Calibration of model parameters to material data is performed by using inverse theory. Inverse problems are a large class of problems usually found when looking for the causes of an observed physical phenomenon. They can generally be formulated according to equation σ = F(p), where p is the set of parameters to be determined. Two problems are called inverse to each other if the formulation of one problem involves the solution of the other one. These problems are common in science and technology; measurement of temperature by recording the electric potential and measurement of strain by recording the electrical resistivity.

If a problem has a unique and stable solution, it is called well-posed. Commonly, inverse problems are not well-posed because the stability criterion is not satisfied. Nonlinear inverse problems can also be written according to the equation above. But here, *F* is a nonlinear operator and cannot be separated to represent a linear mapping of the model parameters. Examples of these problems include weather prediction, medical imaging, non-destructive testing, etc.

The parameters for a flow stress model can be identified by comparing the flow strength measurement with computed flow stress. The experimental results from a compression or tension test machine include stress, strain, time, and temperature denoted by *σ, ε, t* and *T* respectively for each experiment. The model for flow stress can be written as *σy = F*(*ε, ε̊, T, p *(*ε, ε̊, T*)). The parameters p can be calibrated by matching the measurements with the model. Therefore, the cost function can be formulated as

where 0 ≤ *wi* ≤ 1 is the weight factor, *n* is the number of experiments, *m* is the number of measurement points for each measurement, and *ub, lb* are the upper and lower bounds. The cost function is dependent on the experiment and flow-strength model considered here.

### Material Modeling Platform

A platform for calibration has been developed, which has several additional purposes. It consists of three modules; pre-processor, optimizer, and post-processor. Though this post describes the tool in the context of flow stress models, it is not limited. This software has been used to calibrate many other models like Fröhlich’s B-H relation, TTT curves, Bouc-Wen, etc. This software is used as a database for storing raw material data from tests, processed data after smoothing and reduction, pedigree information, ownership, etc.

#### Preprocessor

The pre-processor can import and process measurement data (time, strain, stress, temperature, etc.). Smoothing, reducing, and truncating the data are the most commonly used features. The original and processed data are saved in a database together with existing model parameters.

#### Optimizer

The optimizer module makes it possible to interact with the calibration process. Here, the parameters can be fixed or free for calibration, and the upper and lower bounds of each parameter can be defined. The parameter set used in the calibration can be changed during the calibration process.

### Common Flow-Stress (Material) Models

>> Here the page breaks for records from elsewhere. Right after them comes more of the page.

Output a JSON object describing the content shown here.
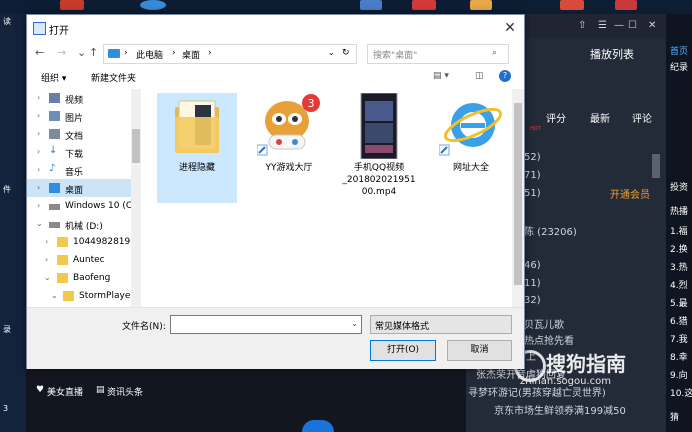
{
  "dialog": {
    "title": "打开",
    "close": "✕"
  },
  "nav": {
    "back": "←",
    "forward": "→",
    "recent": "⌄",
    "up": "↑",
    "breadcrumb": [
      "此电脑",
      "桌面"
    ],
    "sep": "›",
    "refresh": "↻",
    "search_placeholder": "搜索\"桌面\""
  },
  "toolbar": {
    "organize": "组织 ▾",
    "new_folder": "新建文件夹",
    "help": "?"
  },
  "sidebar": {
    "items": [
      {
        "label": "视频",
        "icon": "video-folder-icon",
        "color": "#6a7fa8"
      },
      {
        "label": "图片",
        "icon": "pictures-folder-icon",
        "color": "#6a8fb8"
      },
      {
        "label": "文档",
        "icon": "documents-folder-icon",
        "color": "#7a8aa0"
      },
      {
        "label": "下载",
        "icon": "downloads-folder-icon",
        "color": "#2f7ad0"
      },
      {
        "label": "音乐",
        "icon": "music-folder-icon",
        "color": "#2f7ad0"
      },
      {
        "label": "桌面",
        "icon": "desktop-folder-icon",
        "color": "#2f8ee0"
      },
      {
        "label": "Windows 10 (C",
        "icon": "drive-c-icon",
        "color": "#8a8a8a"
      },
      {
        "label": "机械 (D:)",
        "icon": "drive-d-icon",
        "color": "#8a8a8a"
      },
      {
        "label": "1044982819",
        "icon": "folder-icon",
        "color": "#f2c94c"
      },
      {
        "label": "Auntec",
        "icon": "folder-icon",
        "color": "#f2c94c"
      },
      {
        "label": "Baofeng",
        "icon": "folder-icon",
        "color": "#f2c94c"
      },
      {
        "label": "StormPlayer",
        "icon": "folder-icon",
        "color": "#f2c94c"
      }
    ]
  },
  "files": [
    {
      "name": "进程隐藏",
      "icon": "folder-icon"
    },
    {
      "name": "YY游戏大厅",
      "icon": "yy-game-icon",
      "badge": "3"
    },
    {
      "name": "手机QQ视频_20180202195100.mp4",
      "name_lines": [
        "手机QQ视频",
        "_201802021951",
        "00.mp4"
      ],
      "icon": "video-thumbnail-icon"
    },
    {
      "name": "网址大全",
      "icon": "ie-browser-icon"
    }
  ],
  "footer": {
    "filename_label": "文件名(N):",
    "filename_value": "",
    "filetype_value": "常见媒体格式",
    "open_label": "打开(O)",
    "cancel_label": "取消"
  },
  "background": {
    "left_labels": [
      "读",
      "件",
      "录",
      "3"
    ],
    "bottom_links": [
      "美女直播",
      "资讯头条"
    ],
    "player": {
      "tab_playlist": "播放列表",
      "cols": [
        "评分",
        "最新",
        "评论"
      ],
      "rows": [
        "52)",
        "71)",
        "51)",
        "陈 (23206)",
        "46)",
        "11)",
        "32)",
        "贝瓦儿歌",
        "热点抢先看",
        "天天向上",
        "张杰荣开音虐狗回复",
        "寻梦环游记(男孩穿越亡灵世界)",
        "京东市场生鲜领券满199减50"
      ],
      "vip": "开通会员"
    },
    "right_labels": [
      "首页",
      "纪录",
      "投资",
      "热播",
      "1.福",
      "2.换",
      "3.热",
      "4.烈",
      "5.最",
      "6.猎",
      "7.我",
      "8.幸",
      "9.向",
      "10.这",
      "猜"
    ],
    "watermark": "搜狗指南",
    "watermark_sub": "zhinan.sogou.com",
    "accent": "#0078d7"
  }
}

The most commonly used approach to model isotropic plasticity is von Mises or *J2* plasticity. According to f(σy, J2 ), the yield surface can be formulated, where σy is the yield strength written as an equation and J2 is the second invariant of stress. The radial return algorithm is widely used to integrate isotropic J2 plasticity. Engineering or empirical equations for σy are developed utilizing fitting parameters of equations with experimental data ignoring the physical processes causing the observed behavior. This kind of modeling approach is more common in engineering applications and therefore got the name. A subset of models implemented within the platform is given in table 1.

This software has been used in calibration of more advanced and complex material models described in the posts

This software platform is used in the calibration of the models and offered as a packaged service for testing and calibration from Aerobase.